* **Work instructions**: Copy out all of the entries exactly as they appear.

Raw data START

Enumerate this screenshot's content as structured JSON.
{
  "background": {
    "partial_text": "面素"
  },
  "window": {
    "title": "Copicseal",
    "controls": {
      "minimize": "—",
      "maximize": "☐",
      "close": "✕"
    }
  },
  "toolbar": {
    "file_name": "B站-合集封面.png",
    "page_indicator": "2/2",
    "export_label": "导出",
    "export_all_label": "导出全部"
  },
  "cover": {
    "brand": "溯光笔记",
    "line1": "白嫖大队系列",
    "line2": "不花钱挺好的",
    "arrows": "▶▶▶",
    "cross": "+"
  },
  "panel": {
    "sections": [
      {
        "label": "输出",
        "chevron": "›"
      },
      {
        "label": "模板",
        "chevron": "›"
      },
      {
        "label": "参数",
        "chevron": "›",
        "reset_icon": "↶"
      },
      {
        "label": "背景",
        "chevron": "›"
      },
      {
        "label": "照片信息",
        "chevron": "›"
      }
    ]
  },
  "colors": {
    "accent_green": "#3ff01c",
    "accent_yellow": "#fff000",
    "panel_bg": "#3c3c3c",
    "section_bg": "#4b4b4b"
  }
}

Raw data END

* **Output for this exercise**:
Enumerate this screenshot's content as structured JSON.
{
  "background": {
    "partial_text": "面素"
  },
  "window": {
    "title": "Copicseal",
    "controls": {
      "minimize": "—",
      "maximize": "☐",
      "close": "✕"
    }
  },
  "toolbar": {
    "file_name": "B站-合集封面.png",
    "page_indicator": "2/2",
    "export_label": "导出",
    "export_all_label": "导出全部"
  },
  "cover": {
    "brand": "溯光笔记",
    "line1": "白嫖大队系列",
    "line2": "不花钱挺好的",
    "arrows": "▶▶▶",
    "cross": "+"
  },
  "panel": {
    "sections": [
      {
        "label": "输出",
        "chevron": "›"
      },
      {
        "label": "模板",
        "chevron": "›"
      },
      {
        "label": "参数",
        "chevron": "›",
        "reset_icon": "↶"
      },
      {
        "label": "背景",
        "chevron": "›"
      },
      {
        "label": "照片信息",
        "chevron": "›"
      }
    ]
  },
  "colors": {
    "accent_green": "#3ff01c",
    "accent_yellow": "#fff000",
    "panel_bg": "#3c3c3c",
    "section_bg": "#4b4b4b"
  }
}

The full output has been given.